A fresh team of searchers from the Royal Marines, the army and the RAF will start again tomorrow. They will be dropped by helicopter along the Panataran river and, hacking their way through the dense rain forest, will sweep up Low's Gully to resume the search. Until then, over 300 Malaysian soldiers will continue combing the jungle valley floor. Torrential rains and freak fierce winds bedevilled the air search. One pilot, Flt-Sgt Jim Smith, described how, as he tried to fly low over the rain forest canopy, he had to wrestle with his controls. 'It felt like the helicopter was being drawn towards the cliffs,' he said.

Major-General John Foley, commander of British forces in Hong Kong, arrived yesterday to oversee the rescue efforts. The missing army men are the expedition team leader, Lt-Col Robert Neill, 46, Major Ron Foster, 54, from the Royal Logistics Corps, and three junior non-commissioned officers from Hong Kong, Lam Ywai Ki, 27, Chen Wai Keung, 24, and Cheung Yiu Keung, 32.

The hunt will focus on a dense, 5 sq mile area of jungle at the bottom of Low's Gully. Although the search operation leaders are optimistic after locating the second campsite, they say it could be at least a week old. The lost team's rations probably ran out several days ago, forcing them to forage in the jungle for insects and wild plants. None of the team has any jungle survival training.

The British army expedition reached Mount Kinabalu's 13,455ft summit on 23 February. It soon became evident that the inexperienced Hong Kong climbers were ill-prepared, puffing and straining under the weight of their rucksacks even on the easy 'tourist' ascent. They had also devoured most of their food rations and were ordered to a base camp canteen to buy extra supplies.

Seeing what he described as 'the difference in physical abilities', Lt-Col Neill split up the 10-member party and sent the more seasoned mountaineers on ahead to plot a descent down Low's Gully. Lt-Col Neill and Major Foster, both expert mountaineers, shepherded the three Hong Kong men.

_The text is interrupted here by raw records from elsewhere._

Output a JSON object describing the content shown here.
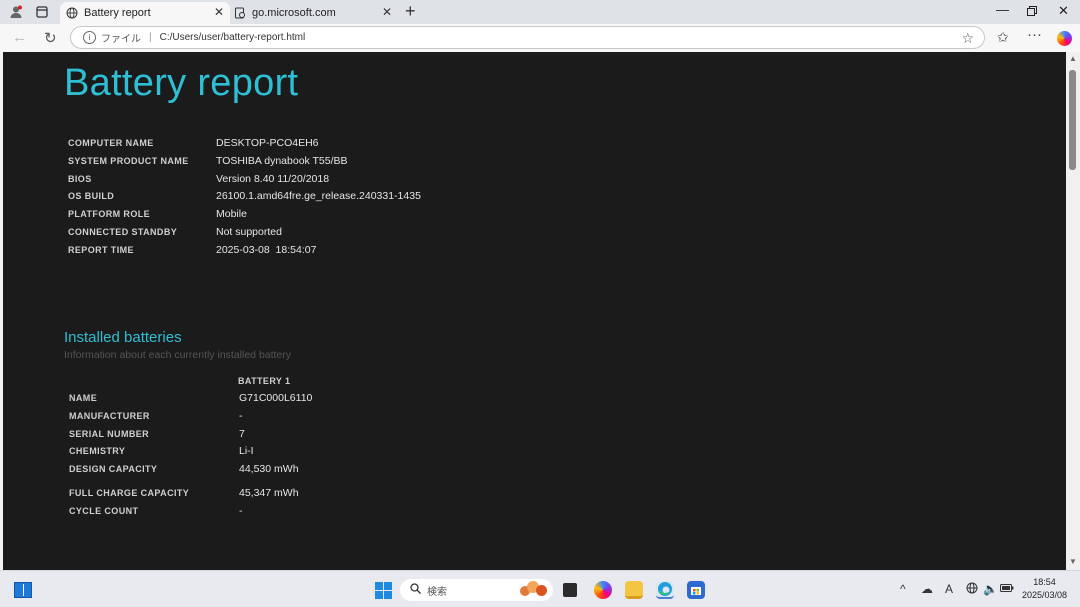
{
  "browser": {
    "tabs": [
      {
        "title": "Battery report",
        "active": true
      },
      {
        "title": "go.microsoft.com",
        "active": false
      }
    ],
    "address": {
      "protocol_label": "ファイル",
      "url": "C:/Users/user/battery-report.html"
    }
  },
  "report": {
    "title": "Battery report",
    "system_info": [
      {
        "label": "COMPUTER NAME",
        "value": "DESKTOP-PCO4EH6"
      },
      {
        "label": "SYSTEM PRODUCT NAME",
        "value": "TOSHIBA dynabook T55/BB"
      },
      {
        "label": "BIOS",
        "value": "Version 8.40 11/20/2018"
      },
      {
        "label": "OS BUILD",
        "value": "26100.1.amd64fre.ge_release.240331-1435"
      },
      {
        "label": "PLATFORM ROLE",
        "value": "Mobile"
      },
      {
        "label": "CONNECTED STANDBY",
        "value": "Not supported"
      },
      {
        "label": "REPORT TIME",
        "value": "2025-03-08  18:54:07"
      }
    ],
    "installed_batteries": {
      "title": "Installed batteries",
      "subtitle": "Information about each currently installed battery",
      "column_header": "BATTERY 1",
      "rows": [
        {
          "label": "NAME",
          "value": "G71C000L6110"
        },
        {
          "label": "MANUFACTURER",
          "value": "-"
        },
        {
          "label": "SERIAL NUMBER",
          "value": "7"
        },
        {
          "label": "CHEMISTRY",
          "value": "Li-I"
        },
        {
          "label": "DESIGN CAPACITY",
          "value": "44,530 mWh"
        },
        {
          "label": "FULL CHARGE CAPACITY",
          "value": "45,347 mWh"
        },
        {
          "label": "CYCLE COUNT",
          "value": "-"
        }
      ]
    }
  },
  "taskbar": {
    "search_placeholder": "検索",
    "clock_time": "18:54",
    "clock_date": "2025/03/08",
    "ime_indicator": "A"
  },
  "colors": {
    "accent": "#2ebfd4",
    "page_background": "#1b1b1b",
    "label_text": "#d0d0d0",
    "value_text": "#e6e6e6",
    "subtitle_text": "#555555"
  }
}
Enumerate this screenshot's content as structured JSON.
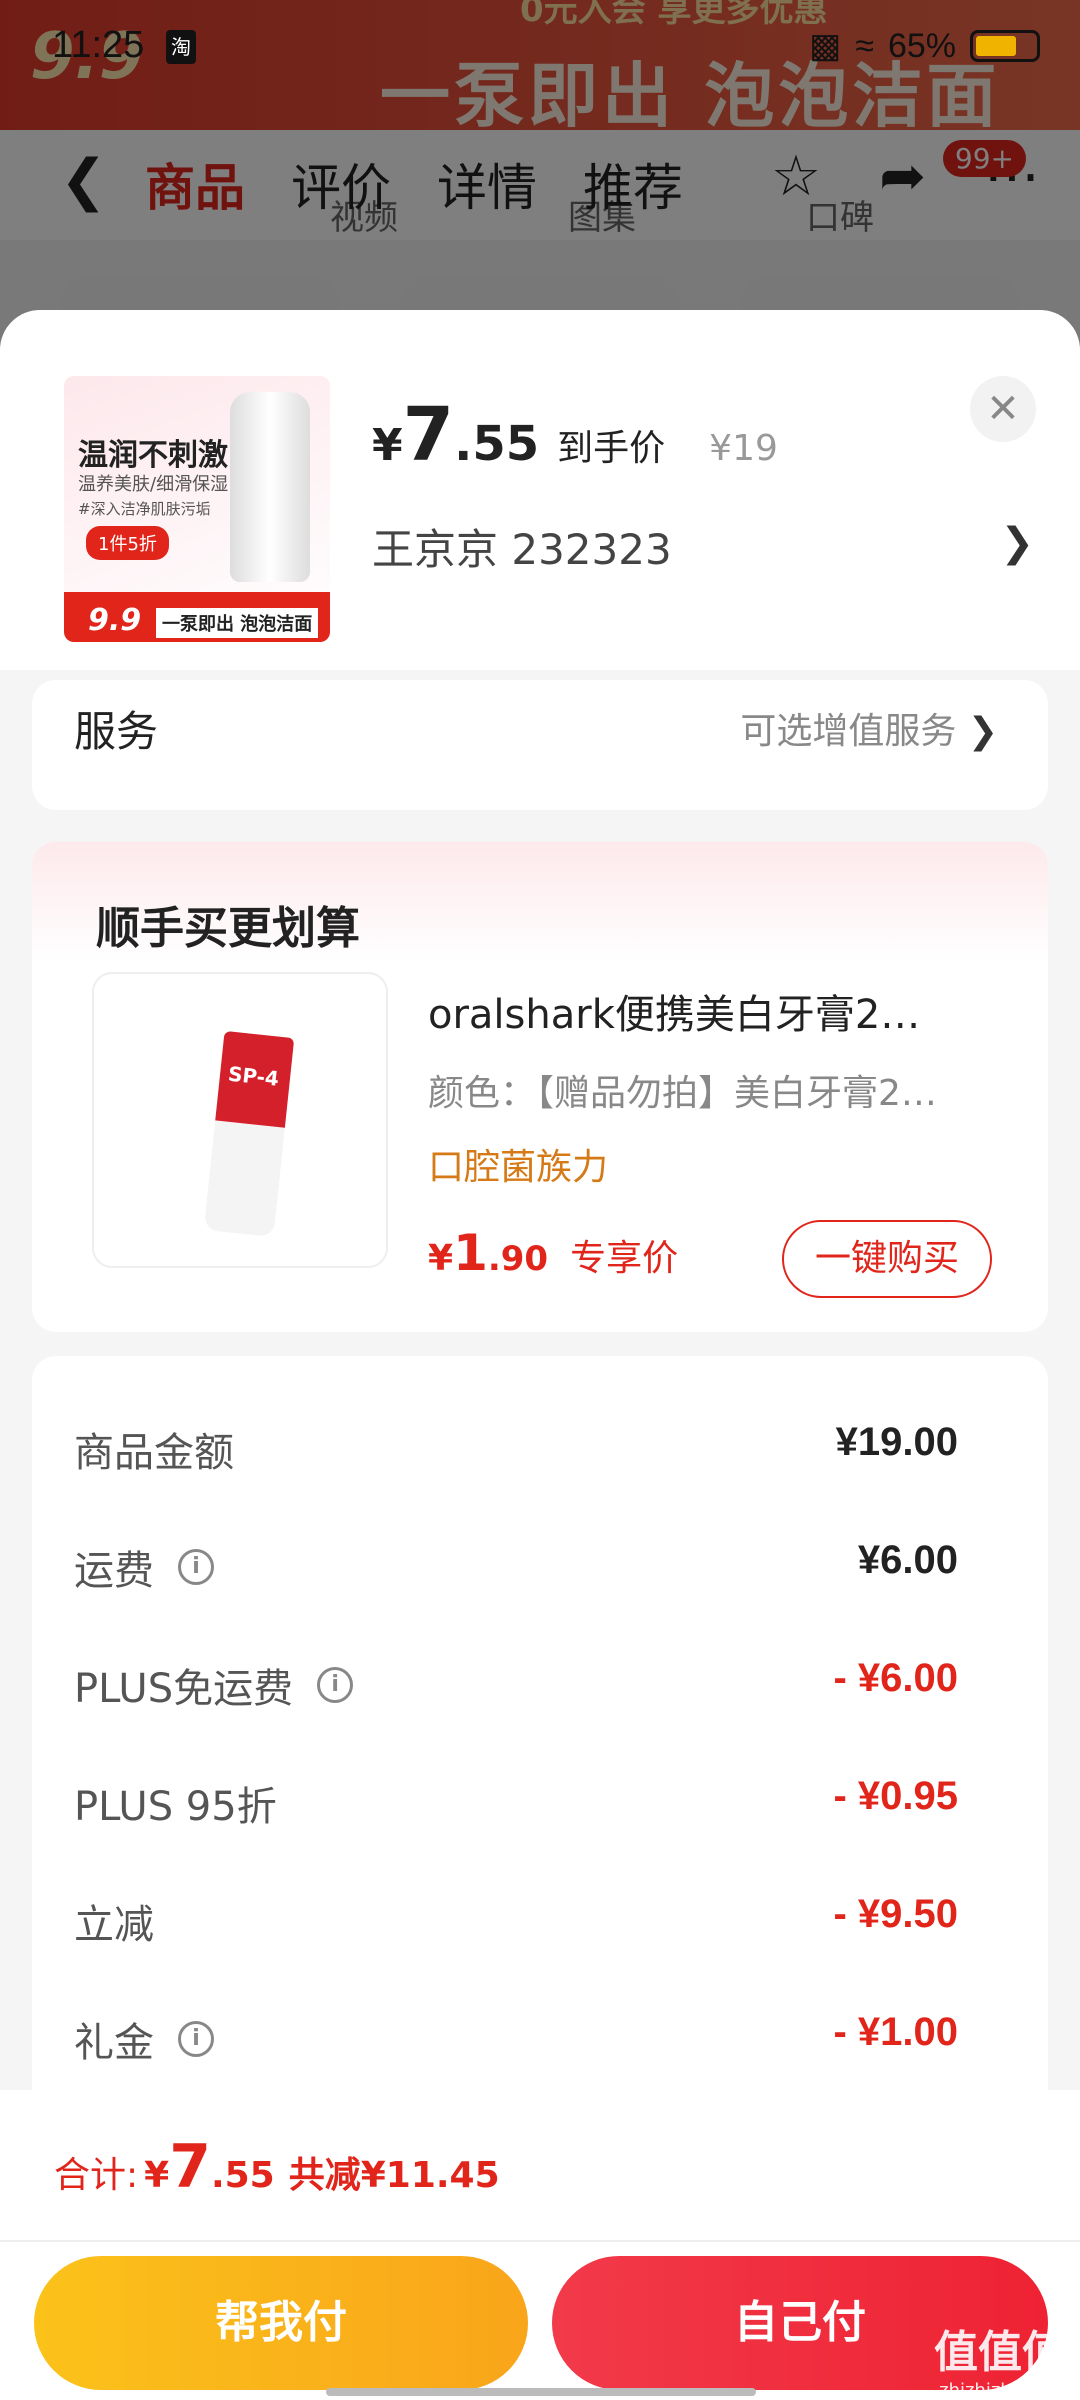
{
  "status_bar": {
    "time": "11:25",
    "app_badge": "淘",
    "battery_pct": "65%"
  },
  "background": {
    "banner_price": "9.9",
    "banner_slogan": "一泵即出 泡泡洁面",
    "banner_top": "0元入会 享更多优惠",
    "subtabs": [
      "视频",
      "图集",
      "口碑"
    ]
  },
  "nav": {
    "tabs": [
      "商品",
      "评价",
      "详情",
      "推荐"
    ],
    "badge": "99+",
    "icons": [
      "back-icon",
      "star-icon",
      "share-icon",
      "more-icon"
    ]
  },
  "product": {
    "thumb_title": "温润不刺激",
    "thumb_sub": "温养美肤/细滑保湿",
    "thumb_sub2": "#深入洁净肌肤污垢",
    "thumb_pill": "1件5折",
    "thumb_price": "9.9",
    "thumb_slogan": "一泵即出 泡泡洁面",
    "price_currency": "¥",
    "price_int": "7",
    "price_dec": ".55",
    "price_label": "到手价",
    "orig_price": "¥19",
    "spec": "王京京   232323"
  },
  "service": {
    "label": "服务",
    "value": "可选增值服务"
  },
  "bundle": {
    "title": "顺手买更划算",
    "image_label": "SP-4",
    "name": "oralshark便携美白牙膏2…",
    "color": "颜色：【赠品勿拍】美白牙膏2…",
    "tag": "口腔菌族力",
    "price_currency": "¥",
    "price_int": "1",
    "price_dec": ".90",
    "price_label": "专享价",
    "buy_label": "一键购买"
  },
  "summary": {
    "rows": [
      {
        "label": "商品金额",
        "value": "¥19.00",
        "info": false,
        "negative": false
      },
      {
        "label": "运费",
        "value": "¥6.00",
        "info": true,
        "negative": false
      },
      {
        "label": "PLUS免运费",
        "value": "- ¥6.00",
        "info": true,
        "negative": true
      },
      {
        "label": "PLUS 95折",
        "value": "- ¥0.95",
        "info": false,
        "negative": true
      },
      {
        "label": "立减",
        "value": "- ¥9.50",
        "info": false,
        "negative": true
      },
      {
        "label": "礼金",
        "value": "- ¥1.00",
        "info": true,
        "negative": true
      }
    ]
  },
  "footer": {
    "total_label": "合计:",
    "total_currency": "¥",
    "total_int": "7",
    "total_dec": ".55",
    "saved": "共减¥11.45",
    "help_pay": "帮我付",
    "self_pay": "自己付",
    "watermark": "值值值",
    "watermark_sub": "zhizhizhi.com"
  },
  "colors": {
    "accent": "#e1251b",
    "tag": "#d57a16",
    "help_btn": "#fbc21a",
    "self_btn": "#ee2233"
  }
}
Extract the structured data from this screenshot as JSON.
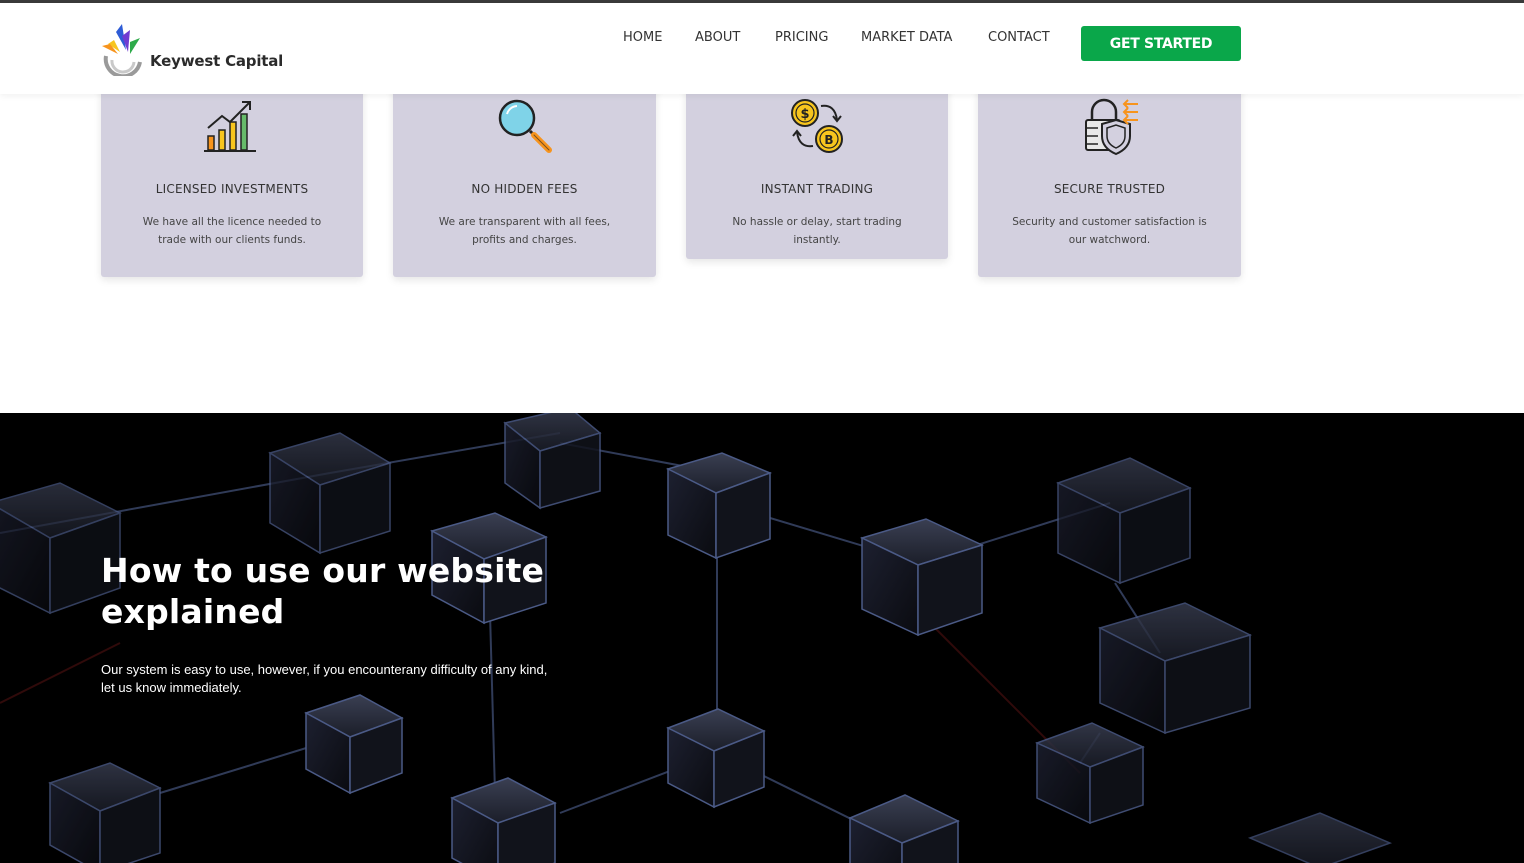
{
  "brand": {
    "name": "Keywest Capital",
    "accent_color": "#0aa74a",
    "card_bg_color": "#d3d0df"
  },
  "nav": {
    "items": [
      {
        "label": "HOME"
      },
      {
        "label": "ABOUT"
      },
      {
        "label": "PRICING"
      },
      {
        "label": "MARKET DATA"
      },
      {
        "label": "CONTACT"
      }
    ],
    "cta_label": "GET STARTED"
  },
  "features": [
    {
      "icon": "growth-chart-icon",
      "title": "LICENSED INVESTMENTS",
      "text": "We have all the licence needed to trade with our clients funds."
    },
    {
      "icon": "magnifier-icon",
      "title": "NO HIDDEN FEES",
      "text": "We are transparent with all fees, profits and charges."
    },
    {
      "icon": "crypto-exchange-icon",
      "title": "INSTANT TRADING",
      "text": "No hassle or delay, start trading instantly."
    },
    {
      "icon": "secure-shield-lock-icon",
      "title": "SECURE TRUSTED",
      "text": "Security and customer satisfaction is our watchword."
    }
  ],
  "hero": {
    "title": "How to use our website explained",
    "text": "Our system is easy to use, however, if you encounterany difficulty of any kind, let us know immediately."
  }
}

The surviving team members staggered out of the jungle on 11 March, starved and exhausted. One of them, Capt Peter Shearer, had slipped and plummeted 60 feet, smashing his head on a rock and sustaining a severe concussion. Army sources said that he 'lost his will to live' as a result of his injury. 'He wanted to be left there for a rescue party,' the army source said. His men finally convinced him that his chances of rescue were nil, and for the next week, carrying the wounded officer, they fought through the jungle until they finally reached the river and followed it down to a tribal village.

(Photograph omitted)